Data about app and page elements:
○ ○ ○ ○ ○

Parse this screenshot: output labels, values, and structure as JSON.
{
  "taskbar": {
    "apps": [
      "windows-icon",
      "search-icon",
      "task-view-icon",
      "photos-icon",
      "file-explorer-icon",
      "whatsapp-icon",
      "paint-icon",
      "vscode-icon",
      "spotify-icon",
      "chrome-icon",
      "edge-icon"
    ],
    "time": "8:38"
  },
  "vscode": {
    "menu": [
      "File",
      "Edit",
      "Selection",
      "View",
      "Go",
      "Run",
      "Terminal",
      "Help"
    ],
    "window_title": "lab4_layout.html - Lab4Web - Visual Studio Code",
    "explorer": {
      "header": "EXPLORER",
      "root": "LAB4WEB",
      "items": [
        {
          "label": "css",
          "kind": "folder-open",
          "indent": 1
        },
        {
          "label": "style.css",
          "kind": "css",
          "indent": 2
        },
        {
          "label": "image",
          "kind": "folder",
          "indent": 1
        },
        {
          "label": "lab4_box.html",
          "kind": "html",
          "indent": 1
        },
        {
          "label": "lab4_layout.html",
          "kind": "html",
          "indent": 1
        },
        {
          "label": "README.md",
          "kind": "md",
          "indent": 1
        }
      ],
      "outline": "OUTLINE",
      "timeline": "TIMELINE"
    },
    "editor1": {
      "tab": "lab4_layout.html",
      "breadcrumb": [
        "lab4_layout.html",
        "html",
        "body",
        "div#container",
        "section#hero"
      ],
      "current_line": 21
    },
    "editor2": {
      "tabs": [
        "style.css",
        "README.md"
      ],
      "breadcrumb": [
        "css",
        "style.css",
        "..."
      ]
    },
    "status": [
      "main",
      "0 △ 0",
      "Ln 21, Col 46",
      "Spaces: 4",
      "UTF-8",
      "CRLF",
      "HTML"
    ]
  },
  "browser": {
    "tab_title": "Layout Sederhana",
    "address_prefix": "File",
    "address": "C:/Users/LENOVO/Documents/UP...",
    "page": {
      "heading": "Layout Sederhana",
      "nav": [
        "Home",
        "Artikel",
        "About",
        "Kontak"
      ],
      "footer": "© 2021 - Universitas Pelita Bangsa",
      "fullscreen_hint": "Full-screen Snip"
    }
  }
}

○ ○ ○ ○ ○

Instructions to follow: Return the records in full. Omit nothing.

Exercise answer:
Parse this screenshot: output labels, values, and structure as JSON.
{
  "taskbar": {
    "apps": [
      "windows-icon",
      "search-icon",
      "task-view-icon",
      "photos-icon",
      "file-explorer-icon",
      "whatsapp-icon",
      "paint-icon",
      "vscode-icon",
      "spotify-icon",
      "chrome-icon",
      "edge-icon"
    ],
    "time": "8:38"
  },
  "vscode": {
    "menu": [
      "File",
      "Edit",
      "Selection",
      "View",
      "Go",
      "Run",
      "Terminal",
      "Help"
    ],
    "window_title": "lab4_layout.html - Lab4Web - Visual Studio Code",
    "explorer": {
      "header": "EXPLORER",
      "root": "LAB4WEB",
      "items": [
        {
          "label": "css",
          "kind": "folder-open",
          "indent": 1
        },
        {
          "label": "style.css",
          "kind": "css",
          "indent": 2
        },
        {
          "label": "image",
          "kind": "folder",
          "indent": 1
        },
        {
          "label": "lab4_box.html",
          "kind": "html",
          "indent": 1
        },
        {
          "label": "lab4_layout.html",
          "kind": "html",
          "indent": 1
        },
        {
          "label": "README.md",
          "kind": "md",
          "indent": 1
        }
      ],
      "outline": "OUTLINE",
      "timeline": "TIMELINE"
    },
    "editor1": {
      "tab": "lab4_layout.html",
      "breadcrumb": [
        "lab4_layout.html",
        "html",
        "body",
        "div#container",
        "section#hero"
      ],
      "current_line": 21
    },
    "editor2": {
      "tabs": [
        "style.css",
        "README.md"
      ],
      "breadcrumb": [
        "css",
        "style.css",
        "..."
      ]
    },
    "status": [
      "main",
      "0 △ 0",
      "Ln 21, Col 46",
      "Spaces: 4",
      "UTF-8",
      "CRLF",
      "HTML"
    ]
  },
  "browser": {
    "tab_title": "Layout Sederhana",
    "address_prefix": "File",
    "address": "C:/Users/LENOVO/Documents/UP...",
    "page": {
      "heading": "Layout Sederhana",
      "nav": [
        "Home",
        "Artikel",
        "About",
        "Kontak"
      ],
      "footer": "© 2021 - Universitas Pelita Bangsa",
      "fullscreen_hint": "Full-screen Snip"
    }
  }
}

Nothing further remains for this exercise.